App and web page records
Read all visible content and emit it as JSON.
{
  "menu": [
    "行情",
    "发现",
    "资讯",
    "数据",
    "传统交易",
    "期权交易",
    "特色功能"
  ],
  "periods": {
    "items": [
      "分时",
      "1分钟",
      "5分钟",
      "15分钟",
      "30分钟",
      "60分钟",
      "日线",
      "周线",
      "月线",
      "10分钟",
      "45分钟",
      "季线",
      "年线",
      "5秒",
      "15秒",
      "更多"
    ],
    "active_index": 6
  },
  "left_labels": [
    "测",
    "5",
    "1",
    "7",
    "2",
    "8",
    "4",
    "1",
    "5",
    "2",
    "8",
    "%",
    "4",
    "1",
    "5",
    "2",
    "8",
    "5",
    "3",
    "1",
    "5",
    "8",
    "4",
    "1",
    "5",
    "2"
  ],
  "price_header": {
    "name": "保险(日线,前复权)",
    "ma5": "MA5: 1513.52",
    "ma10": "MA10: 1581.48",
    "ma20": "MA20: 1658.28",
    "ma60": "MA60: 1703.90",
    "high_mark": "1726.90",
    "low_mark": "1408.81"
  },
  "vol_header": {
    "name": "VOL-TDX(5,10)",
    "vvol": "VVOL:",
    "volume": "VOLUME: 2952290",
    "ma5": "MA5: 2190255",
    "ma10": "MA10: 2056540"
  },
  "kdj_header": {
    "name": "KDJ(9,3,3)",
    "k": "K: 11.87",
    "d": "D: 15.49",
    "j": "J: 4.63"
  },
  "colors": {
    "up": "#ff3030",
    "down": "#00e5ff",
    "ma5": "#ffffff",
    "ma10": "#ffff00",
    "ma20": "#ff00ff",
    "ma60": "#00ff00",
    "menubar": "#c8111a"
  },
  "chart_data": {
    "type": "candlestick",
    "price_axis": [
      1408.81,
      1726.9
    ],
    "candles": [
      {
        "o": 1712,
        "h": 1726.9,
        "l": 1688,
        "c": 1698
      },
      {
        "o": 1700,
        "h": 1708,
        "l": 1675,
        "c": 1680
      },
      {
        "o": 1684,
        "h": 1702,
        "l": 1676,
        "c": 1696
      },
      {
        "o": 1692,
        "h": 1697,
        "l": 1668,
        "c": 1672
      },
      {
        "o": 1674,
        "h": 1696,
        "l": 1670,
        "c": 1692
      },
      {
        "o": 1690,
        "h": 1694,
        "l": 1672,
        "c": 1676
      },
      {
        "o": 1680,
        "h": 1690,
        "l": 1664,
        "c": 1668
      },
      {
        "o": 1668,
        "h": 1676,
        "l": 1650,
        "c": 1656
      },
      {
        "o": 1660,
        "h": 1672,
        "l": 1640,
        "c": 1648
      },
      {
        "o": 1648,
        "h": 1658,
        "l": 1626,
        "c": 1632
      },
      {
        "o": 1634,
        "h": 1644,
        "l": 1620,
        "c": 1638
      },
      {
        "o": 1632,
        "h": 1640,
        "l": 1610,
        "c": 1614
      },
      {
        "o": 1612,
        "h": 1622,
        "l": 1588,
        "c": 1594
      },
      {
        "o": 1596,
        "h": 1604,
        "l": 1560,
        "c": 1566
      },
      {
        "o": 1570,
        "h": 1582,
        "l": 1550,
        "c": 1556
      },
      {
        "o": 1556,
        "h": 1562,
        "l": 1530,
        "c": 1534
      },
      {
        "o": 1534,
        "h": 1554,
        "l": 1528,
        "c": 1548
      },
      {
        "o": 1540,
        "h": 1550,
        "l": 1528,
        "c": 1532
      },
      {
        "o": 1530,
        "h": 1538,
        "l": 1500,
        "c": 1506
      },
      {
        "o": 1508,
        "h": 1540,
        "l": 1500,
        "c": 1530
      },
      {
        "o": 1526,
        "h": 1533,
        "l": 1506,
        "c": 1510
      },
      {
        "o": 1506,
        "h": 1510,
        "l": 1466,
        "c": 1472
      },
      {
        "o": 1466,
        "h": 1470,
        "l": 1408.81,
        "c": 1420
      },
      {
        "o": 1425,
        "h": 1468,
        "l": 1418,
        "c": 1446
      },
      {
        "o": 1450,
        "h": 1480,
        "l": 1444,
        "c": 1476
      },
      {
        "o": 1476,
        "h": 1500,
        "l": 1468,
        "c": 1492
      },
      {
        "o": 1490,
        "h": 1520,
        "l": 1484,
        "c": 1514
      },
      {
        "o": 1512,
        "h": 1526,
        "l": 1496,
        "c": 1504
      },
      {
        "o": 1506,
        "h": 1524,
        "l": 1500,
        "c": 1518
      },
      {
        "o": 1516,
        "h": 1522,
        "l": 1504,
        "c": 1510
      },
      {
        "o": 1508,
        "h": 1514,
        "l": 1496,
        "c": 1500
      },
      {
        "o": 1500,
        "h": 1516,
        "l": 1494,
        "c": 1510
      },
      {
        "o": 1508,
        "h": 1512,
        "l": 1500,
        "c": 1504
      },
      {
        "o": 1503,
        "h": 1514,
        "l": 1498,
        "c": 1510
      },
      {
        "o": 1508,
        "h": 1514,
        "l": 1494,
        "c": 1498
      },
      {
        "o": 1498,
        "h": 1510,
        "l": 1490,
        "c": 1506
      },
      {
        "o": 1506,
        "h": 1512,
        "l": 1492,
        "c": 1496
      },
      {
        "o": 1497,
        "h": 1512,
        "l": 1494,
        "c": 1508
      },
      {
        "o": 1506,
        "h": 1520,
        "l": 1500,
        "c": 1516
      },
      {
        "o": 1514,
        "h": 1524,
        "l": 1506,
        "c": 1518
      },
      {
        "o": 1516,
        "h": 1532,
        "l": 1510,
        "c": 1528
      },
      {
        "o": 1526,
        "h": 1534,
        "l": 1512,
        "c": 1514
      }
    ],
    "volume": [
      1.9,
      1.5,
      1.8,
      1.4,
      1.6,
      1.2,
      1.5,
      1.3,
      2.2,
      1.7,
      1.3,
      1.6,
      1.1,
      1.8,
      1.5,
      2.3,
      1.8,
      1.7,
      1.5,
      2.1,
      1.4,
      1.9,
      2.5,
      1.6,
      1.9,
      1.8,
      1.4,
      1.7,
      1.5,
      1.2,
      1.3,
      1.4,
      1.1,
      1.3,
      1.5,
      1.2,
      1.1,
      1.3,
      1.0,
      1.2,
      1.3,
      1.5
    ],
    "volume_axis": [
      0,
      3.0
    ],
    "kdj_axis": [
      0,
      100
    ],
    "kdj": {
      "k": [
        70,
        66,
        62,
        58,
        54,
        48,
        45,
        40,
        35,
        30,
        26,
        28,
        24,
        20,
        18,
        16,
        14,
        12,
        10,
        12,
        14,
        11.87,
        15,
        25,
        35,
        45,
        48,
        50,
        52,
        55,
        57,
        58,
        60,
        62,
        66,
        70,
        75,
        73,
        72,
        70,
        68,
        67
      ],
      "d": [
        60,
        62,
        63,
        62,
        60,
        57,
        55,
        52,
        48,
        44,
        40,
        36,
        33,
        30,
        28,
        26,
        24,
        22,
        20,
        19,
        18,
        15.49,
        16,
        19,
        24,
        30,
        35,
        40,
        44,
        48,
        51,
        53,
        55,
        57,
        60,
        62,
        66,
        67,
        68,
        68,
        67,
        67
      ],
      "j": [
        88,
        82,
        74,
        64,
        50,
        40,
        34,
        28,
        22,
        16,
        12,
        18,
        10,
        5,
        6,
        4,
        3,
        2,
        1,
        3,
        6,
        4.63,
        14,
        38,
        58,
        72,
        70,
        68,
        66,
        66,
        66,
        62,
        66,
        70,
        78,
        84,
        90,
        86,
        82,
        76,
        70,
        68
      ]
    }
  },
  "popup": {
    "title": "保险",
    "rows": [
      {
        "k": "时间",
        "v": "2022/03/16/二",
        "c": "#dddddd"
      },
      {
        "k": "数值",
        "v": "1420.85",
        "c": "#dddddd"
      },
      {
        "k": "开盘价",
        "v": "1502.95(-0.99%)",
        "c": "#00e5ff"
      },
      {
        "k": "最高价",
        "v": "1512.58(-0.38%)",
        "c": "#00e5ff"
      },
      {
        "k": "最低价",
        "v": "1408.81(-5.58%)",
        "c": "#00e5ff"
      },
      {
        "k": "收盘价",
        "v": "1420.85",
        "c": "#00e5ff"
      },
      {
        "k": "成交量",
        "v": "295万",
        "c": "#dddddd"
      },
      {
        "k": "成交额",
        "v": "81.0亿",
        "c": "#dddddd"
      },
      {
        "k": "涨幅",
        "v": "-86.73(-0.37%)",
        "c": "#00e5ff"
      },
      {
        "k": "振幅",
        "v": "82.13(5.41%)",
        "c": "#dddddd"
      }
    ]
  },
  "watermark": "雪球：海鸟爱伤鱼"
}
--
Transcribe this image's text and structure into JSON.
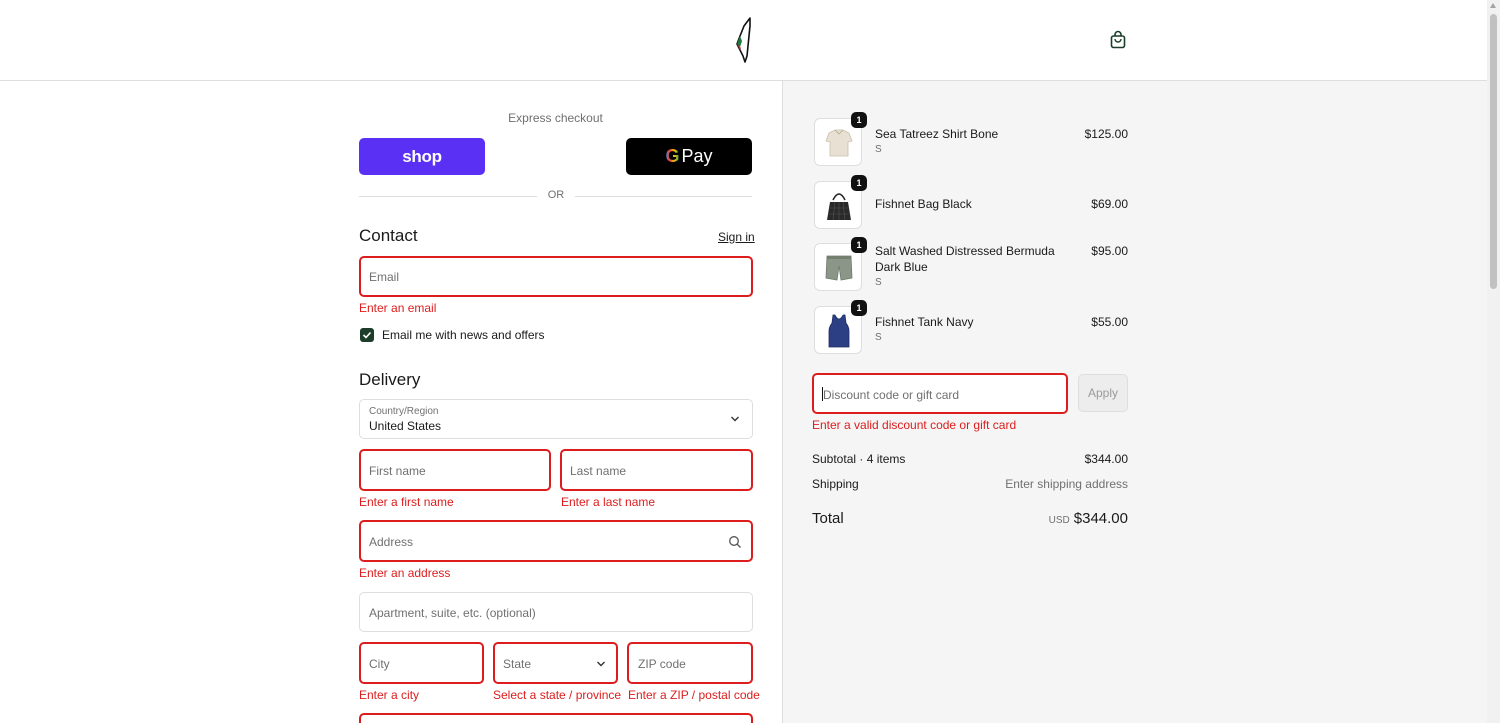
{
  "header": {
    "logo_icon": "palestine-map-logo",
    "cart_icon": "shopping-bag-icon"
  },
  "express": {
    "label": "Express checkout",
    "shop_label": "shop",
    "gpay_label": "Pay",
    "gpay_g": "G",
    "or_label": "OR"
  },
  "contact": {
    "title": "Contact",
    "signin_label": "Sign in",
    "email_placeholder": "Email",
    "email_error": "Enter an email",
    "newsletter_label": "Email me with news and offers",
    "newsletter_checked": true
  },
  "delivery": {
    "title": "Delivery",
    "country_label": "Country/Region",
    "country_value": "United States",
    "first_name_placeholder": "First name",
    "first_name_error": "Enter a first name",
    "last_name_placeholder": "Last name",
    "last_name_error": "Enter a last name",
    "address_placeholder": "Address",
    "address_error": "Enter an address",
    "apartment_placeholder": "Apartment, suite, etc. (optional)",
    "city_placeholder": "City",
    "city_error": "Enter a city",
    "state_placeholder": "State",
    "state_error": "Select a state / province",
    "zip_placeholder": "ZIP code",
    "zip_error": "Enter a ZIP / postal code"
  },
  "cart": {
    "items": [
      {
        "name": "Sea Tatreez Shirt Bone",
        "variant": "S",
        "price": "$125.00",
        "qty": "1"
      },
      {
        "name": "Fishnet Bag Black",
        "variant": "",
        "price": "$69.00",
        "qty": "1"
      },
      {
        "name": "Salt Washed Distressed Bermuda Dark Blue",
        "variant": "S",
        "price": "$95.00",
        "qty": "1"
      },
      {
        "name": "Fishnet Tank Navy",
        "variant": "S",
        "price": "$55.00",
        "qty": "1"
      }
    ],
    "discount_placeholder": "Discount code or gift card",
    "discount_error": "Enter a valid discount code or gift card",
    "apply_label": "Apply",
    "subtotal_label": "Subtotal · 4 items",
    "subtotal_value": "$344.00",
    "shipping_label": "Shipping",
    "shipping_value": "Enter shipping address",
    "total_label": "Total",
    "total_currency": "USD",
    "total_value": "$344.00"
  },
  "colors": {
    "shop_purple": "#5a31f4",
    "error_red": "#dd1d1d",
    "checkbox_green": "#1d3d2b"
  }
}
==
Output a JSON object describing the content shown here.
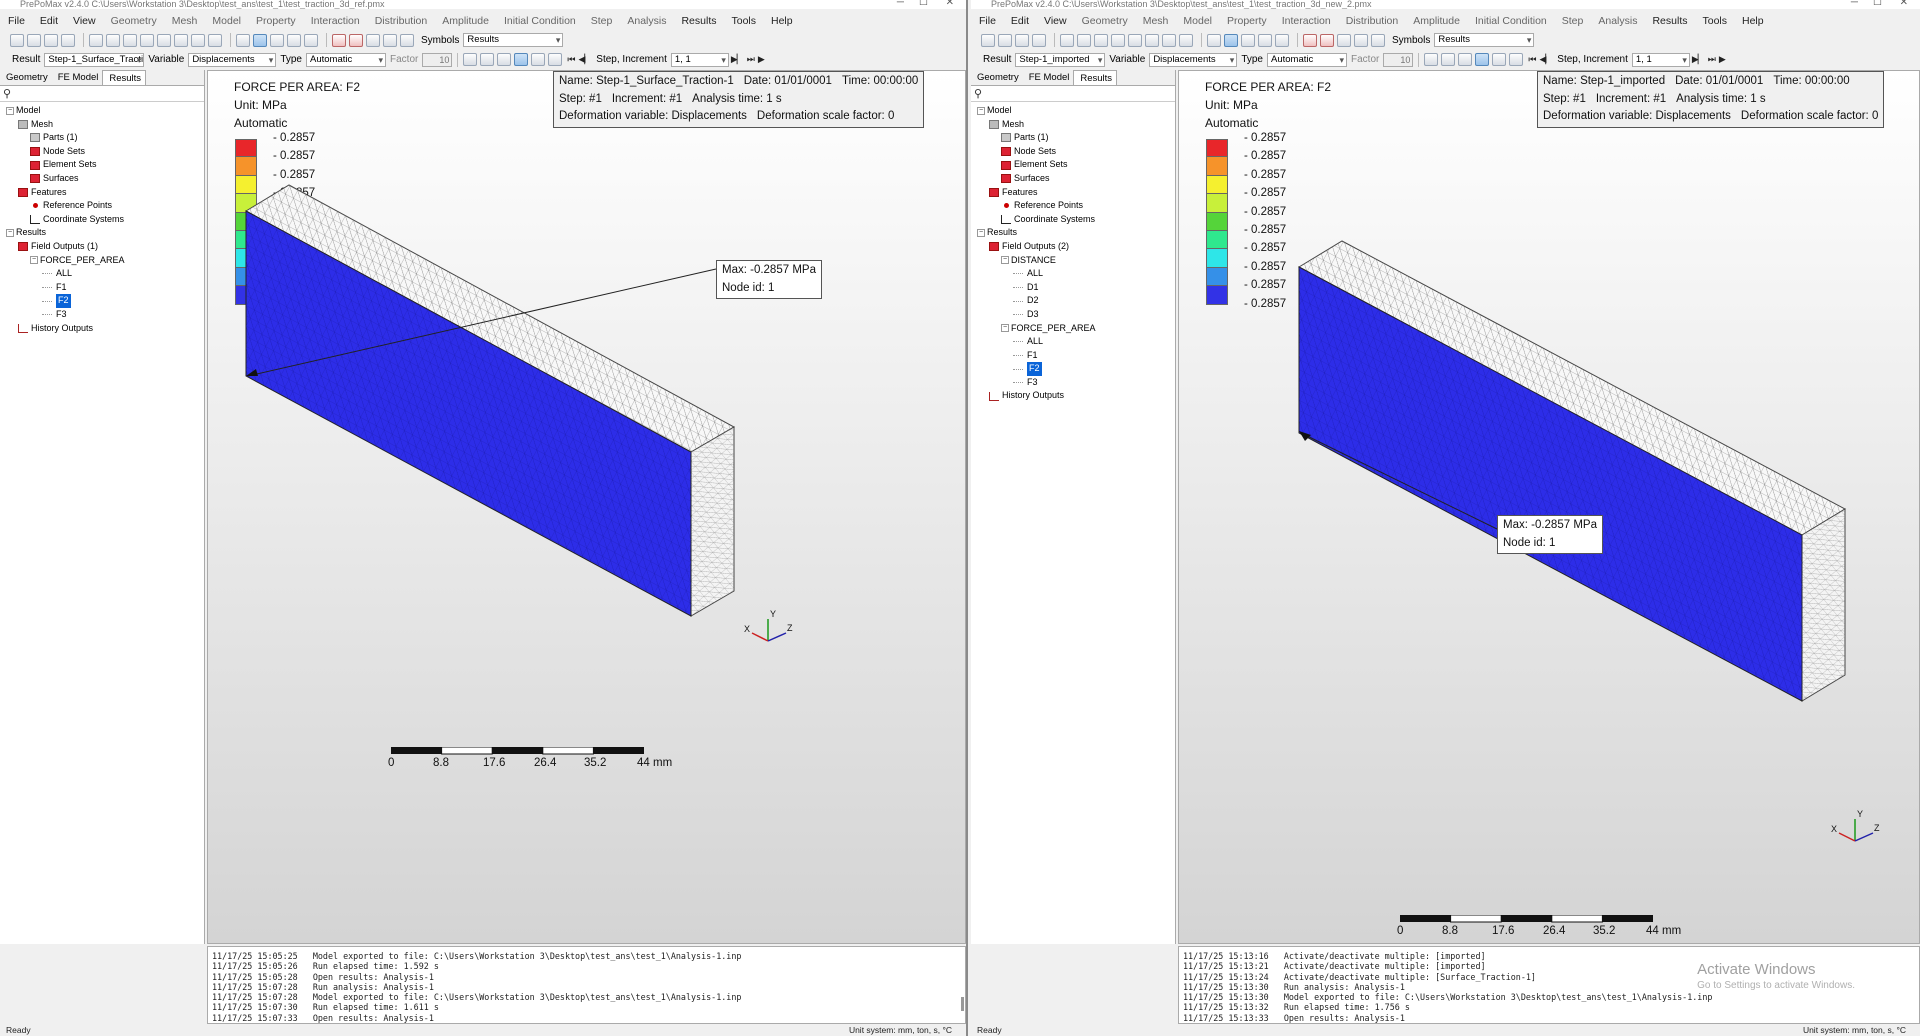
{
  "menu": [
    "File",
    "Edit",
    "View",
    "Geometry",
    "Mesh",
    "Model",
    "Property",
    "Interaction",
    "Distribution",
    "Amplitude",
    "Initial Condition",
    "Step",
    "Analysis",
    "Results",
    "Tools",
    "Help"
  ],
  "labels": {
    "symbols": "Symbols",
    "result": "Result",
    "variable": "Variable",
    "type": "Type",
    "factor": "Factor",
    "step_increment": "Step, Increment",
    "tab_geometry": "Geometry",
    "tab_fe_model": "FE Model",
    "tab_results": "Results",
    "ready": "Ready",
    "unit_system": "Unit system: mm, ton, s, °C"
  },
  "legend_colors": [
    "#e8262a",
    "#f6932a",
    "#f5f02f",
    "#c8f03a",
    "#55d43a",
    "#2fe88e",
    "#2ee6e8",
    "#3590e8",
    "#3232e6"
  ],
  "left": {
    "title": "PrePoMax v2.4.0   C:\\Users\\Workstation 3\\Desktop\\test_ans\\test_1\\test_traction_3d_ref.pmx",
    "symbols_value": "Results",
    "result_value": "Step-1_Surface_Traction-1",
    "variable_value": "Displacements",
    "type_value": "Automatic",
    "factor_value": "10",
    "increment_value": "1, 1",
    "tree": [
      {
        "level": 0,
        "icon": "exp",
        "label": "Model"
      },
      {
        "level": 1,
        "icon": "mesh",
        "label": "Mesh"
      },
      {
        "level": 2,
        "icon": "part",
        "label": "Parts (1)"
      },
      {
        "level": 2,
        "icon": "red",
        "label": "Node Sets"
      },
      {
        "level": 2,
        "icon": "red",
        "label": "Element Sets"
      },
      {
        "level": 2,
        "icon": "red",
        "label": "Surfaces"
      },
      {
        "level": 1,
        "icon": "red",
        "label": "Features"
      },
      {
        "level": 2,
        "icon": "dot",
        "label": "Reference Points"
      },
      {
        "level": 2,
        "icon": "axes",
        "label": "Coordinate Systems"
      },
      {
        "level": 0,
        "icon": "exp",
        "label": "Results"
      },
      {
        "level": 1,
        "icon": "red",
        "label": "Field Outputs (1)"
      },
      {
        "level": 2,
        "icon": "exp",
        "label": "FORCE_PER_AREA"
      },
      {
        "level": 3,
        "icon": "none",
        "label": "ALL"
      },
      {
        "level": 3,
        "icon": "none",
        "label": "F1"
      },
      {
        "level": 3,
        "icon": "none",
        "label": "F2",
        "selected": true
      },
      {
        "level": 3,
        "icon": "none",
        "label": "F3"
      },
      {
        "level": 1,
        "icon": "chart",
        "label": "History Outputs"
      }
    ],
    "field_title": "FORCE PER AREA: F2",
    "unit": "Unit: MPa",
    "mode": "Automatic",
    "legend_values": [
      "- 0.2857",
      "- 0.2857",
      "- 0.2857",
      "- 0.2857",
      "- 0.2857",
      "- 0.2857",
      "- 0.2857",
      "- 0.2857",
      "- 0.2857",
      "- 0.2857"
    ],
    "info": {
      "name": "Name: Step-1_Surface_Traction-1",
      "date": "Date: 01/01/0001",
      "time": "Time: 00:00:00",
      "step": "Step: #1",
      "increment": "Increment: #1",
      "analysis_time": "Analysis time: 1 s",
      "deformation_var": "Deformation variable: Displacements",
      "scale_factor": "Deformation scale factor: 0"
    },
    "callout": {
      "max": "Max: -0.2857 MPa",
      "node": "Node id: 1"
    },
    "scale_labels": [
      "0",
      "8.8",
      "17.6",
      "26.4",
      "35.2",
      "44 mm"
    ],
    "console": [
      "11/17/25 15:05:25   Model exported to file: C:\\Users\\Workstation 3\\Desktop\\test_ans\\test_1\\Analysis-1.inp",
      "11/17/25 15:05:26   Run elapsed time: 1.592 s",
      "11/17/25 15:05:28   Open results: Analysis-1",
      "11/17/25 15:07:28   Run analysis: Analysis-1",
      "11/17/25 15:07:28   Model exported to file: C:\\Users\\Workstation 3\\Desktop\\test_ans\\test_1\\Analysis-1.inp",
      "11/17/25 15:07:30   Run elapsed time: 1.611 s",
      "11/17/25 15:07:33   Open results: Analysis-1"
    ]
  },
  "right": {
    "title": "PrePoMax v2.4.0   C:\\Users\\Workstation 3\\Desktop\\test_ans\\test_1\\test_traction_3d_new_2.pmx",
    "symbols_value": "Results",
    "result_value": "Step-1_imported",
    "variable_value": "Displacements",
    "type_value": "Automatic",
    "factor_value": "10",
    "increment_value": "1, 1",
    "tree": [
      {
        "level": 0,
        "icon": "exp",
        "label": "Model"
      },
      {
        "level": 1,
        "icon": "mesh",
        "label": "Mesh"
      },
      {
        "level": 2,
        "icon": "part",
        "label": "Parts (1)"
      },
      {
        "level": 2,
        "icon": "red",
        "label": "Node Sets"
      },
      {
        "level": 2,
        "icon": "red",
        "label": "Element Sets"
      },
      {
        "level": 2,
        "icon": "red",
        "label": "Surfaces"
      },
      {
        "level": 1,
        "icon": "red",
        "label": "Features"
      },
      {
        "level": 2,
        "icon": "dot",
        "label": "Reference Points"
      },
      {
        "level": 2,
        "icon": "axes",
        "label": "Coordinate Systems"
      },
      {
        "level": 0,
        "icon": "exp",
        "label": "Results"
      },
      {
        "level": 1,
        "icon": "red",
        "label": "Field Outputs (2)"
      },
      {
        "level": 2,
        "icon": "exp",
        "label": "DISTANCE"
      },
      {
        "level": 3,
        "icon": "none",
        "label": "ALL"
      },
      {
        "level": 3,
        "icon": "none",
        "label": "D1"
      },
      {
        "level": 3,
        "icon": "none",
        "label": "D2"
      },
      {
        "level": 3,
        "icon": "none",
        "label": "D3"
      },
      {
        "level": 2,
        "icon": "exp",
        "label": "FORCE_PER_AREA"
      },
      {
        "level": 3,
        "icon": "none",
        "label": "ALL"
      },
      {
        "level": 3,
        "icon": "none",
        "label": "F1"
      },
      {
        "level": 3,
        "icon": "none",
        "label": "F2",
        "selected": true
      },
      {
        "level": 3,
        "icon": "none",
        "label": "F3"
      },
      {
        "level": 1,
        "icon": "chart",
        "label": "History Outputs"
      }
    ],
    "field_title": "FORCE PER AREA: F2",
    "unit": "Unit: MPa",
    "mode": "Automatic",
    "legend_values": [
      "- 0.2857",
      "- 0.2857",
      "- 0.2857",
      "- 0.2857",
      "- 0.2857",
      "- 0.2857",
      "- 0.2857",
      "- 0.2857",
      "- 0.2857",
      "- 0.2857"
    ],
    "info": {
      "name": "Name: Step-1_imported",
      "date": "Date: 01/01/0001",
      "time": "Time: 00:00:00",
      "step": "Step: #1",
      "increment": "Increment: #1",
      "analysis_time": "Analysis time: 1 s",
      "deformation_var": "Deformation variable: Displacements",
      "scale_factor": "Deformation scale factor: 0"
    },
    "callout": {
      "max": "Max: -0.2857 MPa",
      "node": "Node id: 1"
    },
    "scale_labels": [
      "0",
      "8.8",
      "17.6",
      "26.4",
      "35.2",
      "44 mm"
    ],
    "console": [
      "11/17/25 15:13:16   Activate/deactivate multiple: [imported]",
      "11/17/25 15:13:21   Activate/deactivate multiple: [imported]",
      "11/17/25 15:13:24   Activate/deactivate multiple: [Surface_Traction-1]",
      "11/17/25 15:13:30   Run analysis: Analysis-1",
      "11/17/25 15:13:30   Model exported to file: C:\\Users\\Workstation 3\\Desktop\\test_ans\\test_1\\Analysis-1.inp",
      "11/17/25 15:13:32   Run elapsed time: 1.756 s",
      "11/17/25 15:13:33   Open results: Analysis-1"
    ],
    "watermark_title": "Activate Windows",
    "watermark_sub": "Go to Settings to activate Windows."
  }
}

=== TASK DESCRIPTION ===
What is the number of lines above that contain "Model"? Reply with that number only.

=== RESPONSE FOR THIS EXERCISE ===
7